"For them, it's something from a lost era. Maybe it makes them feel more like a real fan. They've got something physical, instead of MP3s, which are completely 'non' - there's nothing to hold or see."

Singles barred

That lost era took another step further into the past recently, with the demise of one of the most important stockists of old vinyl singles.

Beanos of Croydon, in south London, used to be the biggest second-hand record shop in Europe, with its Singles Bar department boasting copies of virtually every seven-inch to make the charts since their inception in 1952.

But the shop has been struggling to survive for the past two years, and is set to close by March 2009. Beanos has already disposed of its last remaining singles, with only CDs and vinyl LPs still in the racks.

Owner David Lashmar plans to open an indoor market in the same building, but he admits he will miss his 30 years as a dealer in seven-inch 45s.

"Back in the late 1950s, buying a seven-inch single, having it at home, taking it down the youth club and impressing the birds with it was a really important thing to do," he says.

"That was all I could afford. A seven-inch single was pitched dead right. It was an indulgence, but it would give you status."
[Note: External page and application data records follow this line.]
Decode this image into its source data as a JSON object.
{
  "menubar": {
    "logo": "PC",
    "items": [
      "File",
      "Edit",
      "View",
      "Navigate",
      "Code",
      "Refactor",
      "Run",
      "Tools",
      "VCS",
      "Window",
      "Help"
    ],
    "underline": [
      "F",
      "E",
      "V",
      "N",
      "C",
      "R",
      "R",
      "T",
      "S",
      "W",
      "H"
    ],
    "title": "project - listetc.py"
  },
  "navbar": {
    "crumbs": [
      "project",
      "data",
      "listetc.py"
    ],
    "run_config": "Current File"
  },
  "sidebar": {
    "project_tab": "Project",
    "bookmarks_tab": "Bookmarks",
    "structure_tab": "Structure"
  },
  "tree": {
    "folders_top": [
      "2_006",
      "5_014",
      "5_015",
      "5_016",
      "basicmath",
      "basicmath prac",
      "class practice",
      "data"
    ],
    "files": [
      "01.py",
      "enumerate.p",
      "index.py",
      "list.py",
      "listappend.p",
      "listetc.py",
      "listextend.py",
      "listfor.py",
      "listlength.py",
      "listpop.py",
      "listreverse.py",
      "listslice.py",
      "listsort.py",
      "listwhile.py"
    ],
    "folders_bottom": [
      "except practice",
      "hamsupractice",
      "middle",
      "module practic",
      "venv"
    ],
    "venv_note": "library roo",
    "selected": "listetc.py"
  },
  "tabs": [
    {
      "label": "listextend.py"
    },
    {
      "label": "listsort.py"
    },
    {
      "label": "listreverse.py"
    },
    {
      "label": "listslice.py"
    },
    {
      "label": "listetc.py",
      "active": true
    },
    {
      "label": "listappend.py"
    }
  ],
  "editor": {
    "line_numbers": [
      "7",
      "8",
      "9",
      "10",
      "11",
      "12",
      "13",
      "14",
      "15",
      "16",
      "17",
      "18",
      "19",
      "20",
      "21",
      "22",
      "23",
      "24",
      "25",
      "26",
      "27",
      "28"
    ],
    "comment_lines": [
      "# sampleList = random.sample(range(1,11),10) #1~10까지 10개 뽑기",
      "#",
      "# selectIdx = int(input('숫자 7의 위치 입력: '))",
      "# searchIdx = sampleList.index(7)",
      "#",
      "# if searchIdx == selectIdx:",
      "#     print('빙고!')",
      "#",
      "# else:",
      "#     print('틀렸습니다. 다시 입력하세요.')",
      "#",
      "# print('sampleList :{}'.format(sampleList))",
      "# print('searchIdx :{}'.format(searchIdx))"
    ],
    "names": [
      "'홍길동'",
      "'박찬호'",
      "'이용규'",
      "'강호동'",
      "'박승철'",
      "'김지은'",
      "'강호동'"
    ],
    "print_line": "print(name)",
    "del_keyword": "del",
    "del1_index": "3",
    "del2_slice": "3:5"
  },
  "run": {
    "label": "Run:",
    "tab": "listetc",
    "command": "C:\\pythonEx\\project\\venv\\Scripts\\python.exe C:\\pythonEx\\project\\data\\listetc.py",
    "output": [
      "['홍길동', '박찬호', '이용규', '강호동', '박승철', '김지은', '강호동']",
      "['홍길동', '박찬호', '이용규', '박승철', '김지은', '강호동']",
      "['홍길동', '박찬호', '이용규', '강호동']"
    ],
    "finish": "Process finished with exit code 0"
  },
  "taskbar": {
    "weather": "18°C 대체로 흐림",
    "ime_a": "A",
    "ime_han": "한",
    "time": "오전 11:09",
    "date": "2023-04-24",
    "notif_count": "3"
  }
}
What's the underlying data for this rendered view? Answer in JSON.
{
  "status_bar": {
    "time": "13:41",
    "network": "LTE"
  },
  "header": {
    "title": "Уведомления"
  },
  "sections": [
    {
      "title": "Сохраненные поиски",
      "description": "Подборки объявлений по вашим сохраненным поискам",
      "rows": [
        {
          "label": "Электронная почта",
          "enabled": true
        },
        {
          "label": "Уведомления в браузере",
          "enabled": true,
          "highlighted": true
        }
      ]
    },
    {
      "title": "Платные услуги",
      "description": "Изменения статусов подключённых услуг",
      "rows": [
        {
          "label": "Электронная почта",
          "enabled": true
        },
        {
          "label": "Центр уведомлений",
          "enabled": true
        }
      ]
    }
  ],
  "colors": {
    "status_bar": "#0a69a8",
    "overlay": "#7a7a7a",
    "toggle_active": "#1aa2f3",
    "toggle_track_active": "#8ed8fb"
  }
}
Those heady days will never return. But for many music lovers, the snap, crackle and pop of vinyl remains very much alive.